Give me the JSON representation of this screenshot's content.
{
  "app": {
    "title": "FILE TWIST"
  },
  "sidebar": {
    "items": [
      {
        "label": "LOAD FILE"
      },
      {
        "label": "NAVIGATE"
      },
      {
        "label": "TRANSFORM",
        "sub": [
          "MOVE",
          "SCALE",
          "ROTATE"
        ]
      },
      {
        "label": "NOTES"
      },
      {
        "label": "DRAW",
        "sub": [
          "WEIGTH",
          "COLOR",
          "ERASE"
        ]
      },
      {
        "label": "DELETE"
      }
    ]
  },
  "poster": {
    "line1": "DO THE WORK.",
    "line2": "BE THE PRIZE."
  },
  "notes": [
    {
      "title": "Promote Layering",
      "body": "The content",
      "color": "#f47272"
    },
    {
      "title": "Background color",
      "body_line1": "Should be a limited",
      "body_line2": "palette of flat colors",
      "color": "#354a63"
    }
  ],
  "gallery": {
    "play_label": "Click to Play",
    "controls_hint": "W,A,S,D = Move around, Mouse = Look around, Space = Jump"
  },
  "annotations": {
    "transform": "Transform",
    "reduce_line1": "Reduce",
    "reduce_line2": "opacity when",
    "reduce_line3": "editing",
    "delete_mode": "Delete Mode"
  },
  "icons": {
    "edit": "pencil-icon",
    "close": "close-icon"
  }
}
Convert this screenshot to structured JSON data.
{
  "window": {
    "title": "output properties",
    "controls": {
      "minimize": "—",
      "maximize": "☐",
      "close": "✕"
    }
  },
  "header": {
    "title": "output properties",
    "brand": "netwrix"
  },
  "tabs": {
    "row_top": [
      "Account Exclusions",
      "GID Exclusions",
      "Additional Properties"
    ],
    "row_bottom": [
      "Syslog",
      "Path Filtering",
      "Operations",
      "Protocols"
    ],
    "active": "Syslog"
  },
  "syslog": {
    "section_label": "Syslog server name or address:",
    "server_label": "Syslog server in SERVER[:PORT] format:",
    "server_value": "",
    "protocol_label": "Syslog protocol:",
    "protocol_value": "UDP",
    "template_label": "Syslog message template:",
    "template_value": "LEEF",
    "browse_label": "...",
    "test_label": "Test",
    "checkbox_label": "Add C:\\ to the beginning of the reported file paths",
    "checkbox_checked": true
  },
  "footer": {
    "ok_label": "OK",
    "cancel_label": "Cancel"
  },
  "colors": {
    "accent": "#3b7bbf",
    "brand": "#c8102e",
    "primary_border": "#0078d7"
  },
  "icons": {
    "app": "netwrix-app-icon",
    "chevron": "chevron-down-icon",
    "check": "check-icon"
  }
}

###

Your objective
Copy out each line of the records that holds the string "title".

Solution to this task
    "title": "FILE TWIST"
      "title": "Promote Layering",
      "title": "Background color",
    "title": "output properties",
    "title": "output properties",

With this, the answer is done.